BRIEF: Set down the records once more, please, exactly and with the pictures left out.

DATA FOR PROCESSING:
· · ·

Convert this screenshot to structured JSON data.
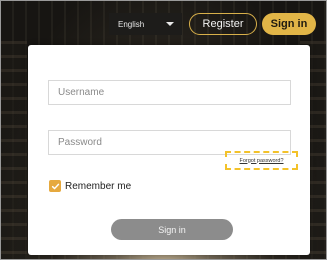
{
  "topbar": {
    "language": "English",
    "register_label": "Register",
    "signin_label": "Sign in"
  },
  "form": {
    "username_placeholder": "Username",
    "password_placeholder": "Password",
    "forgot_label": "Forgot password?",
    "remember_label": "Remember me",
    "remember_checked": true,
    "submit_label": "Sign in"
  },
  "colors": {
    "accent": "#e1b547",
    "checkbox": "#e6a93e",
    "highlight_dashed": "#f3c22a",
    "submit_button": "#8c8c8c"
  },
  "icons": {
    "language_dropdown": "caret-down-icon",
    "remember_checkbox": "check-icon"
  }
}
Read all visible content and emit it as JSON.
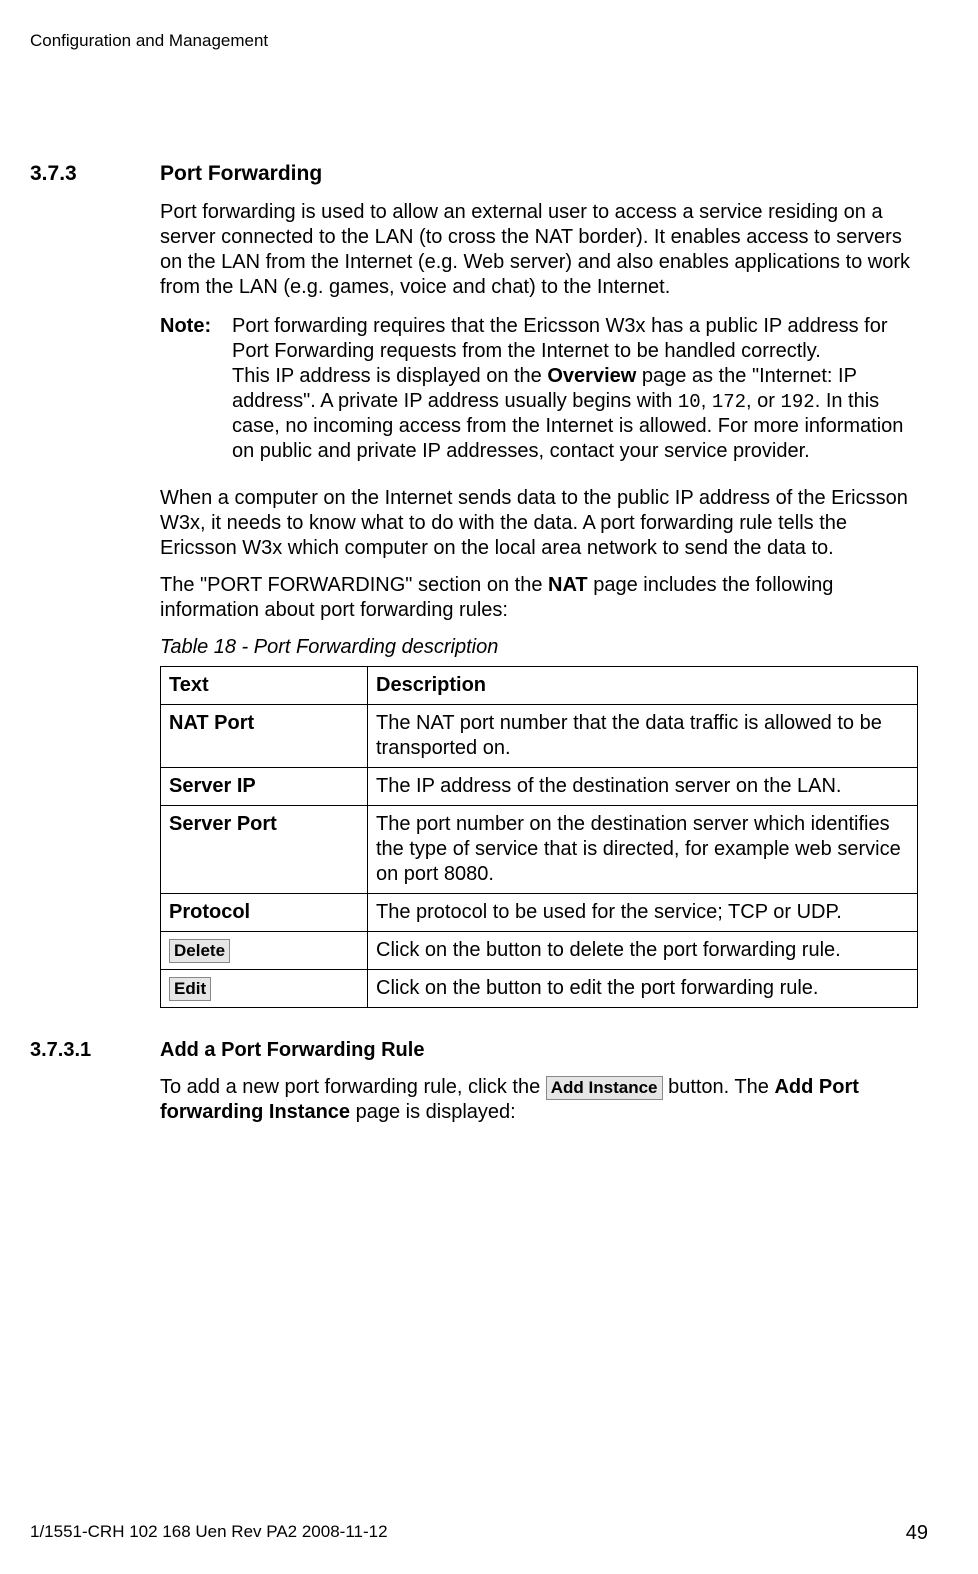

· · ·

SOLUTION FOR THIS PROBLEM:
Convert this screenshot to structured JSON data.
{
  "topbar": {
    "language": "English",
    "register_label": "Register",
    "signin_label": "Sign in"
  },
  "form": {
    "username_placeholder": "Username",
    "password_placeholder": "Password",
    "forgot_label": "Forgot password?",
    "remember_label": "Remember me",
    "remember_checked": true,
    "submit_label": "Sign in"
  },
  "colors": {
    "accent": "#e1b547",
    "checkbox": "#e6a93e",
    "highlight_dashed": "#f3c22a",
    "submit_button": "#8c8c8c"
  },
  "icons": {
    "language_dropdown": "caret-down-icon",
    "remember_checkbox": "check-icon"
  }
}
Read all visible content and emit it as JSON.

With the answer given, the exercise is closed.